= Work instructions =
Pull each line containing "value" out of the data and copy it.

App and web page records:
◆ ◆ ◆ ◆ ◆ ◆ ◆
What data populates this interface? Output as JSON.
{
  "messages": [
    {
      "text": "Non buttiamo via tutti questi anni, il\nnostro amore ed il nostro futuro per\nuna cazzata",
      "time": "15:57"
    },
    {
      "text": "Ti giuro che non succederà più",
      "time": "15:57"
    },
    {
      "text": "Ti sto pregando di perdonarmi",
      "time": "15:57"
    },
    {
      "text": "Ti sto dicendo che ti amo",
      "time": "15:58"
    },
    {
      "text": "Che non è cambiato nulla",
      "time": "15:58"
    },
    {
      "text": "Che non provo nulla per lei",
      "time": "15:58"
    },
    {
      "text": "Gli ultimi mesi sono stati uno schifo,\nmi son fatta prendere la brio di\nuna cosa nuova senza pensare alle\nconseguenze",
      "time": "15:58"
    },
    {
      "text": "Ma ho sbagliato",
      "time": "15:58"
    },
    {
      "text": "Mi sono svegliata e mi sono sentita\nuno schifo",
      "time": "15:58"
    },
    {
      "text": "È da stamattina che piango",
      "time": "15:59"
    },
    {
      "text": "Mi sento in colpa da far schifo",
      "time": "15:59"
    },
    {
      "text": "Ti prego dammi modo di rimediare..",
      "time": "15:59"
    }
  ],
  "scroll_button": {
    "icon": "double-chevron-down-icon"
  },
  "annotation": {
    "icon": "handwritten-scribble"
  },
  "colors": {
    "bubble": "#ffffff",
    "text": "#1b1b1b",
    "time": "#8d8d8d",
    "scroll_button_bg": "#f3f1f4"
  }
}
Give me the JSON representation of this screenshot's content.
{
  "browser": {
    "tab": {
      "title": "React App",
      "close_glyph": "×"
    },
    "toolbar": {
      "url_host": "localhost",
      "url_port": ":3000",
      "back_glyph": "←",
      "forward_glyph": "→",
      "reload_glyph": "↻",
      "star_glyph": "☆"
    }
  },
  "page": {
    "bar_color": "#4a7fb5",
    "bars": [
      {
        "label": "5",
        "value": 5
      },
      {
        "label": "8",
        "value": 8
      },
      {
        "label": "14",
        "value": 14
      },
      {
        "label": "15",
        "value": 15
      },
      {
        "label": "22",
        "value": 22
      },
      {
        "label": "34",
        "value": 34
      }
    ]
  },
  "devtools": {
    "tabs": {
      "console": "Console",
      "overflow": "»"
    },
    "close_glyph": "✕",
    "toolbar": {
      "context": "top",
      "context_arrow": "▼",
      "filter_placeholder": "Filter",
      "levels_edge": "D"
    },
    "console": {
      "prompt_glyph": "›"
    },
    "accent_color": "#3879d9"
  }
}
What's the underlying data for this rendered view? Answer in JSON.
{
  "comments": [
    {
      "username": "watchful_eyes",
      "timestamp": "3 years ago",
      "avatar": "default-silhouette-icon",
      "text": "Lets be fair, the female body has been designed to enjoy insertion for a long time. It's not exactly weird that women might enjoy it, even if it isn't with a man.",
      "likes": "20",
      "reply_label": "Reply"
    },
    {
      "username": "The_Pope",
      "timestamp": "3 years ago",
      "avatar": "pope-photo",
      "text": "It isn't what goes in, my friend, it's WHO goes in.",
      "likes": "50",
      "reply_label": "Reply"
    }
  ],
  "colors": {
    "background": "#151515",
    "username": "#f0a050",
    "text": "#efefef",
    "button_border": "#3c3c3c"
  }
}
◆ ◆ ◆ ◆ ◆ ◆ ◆
= Worked solution =
        "value": 5
        "value": 8
        "value": 14
        "value": 15
        "value": 22
        "value": 34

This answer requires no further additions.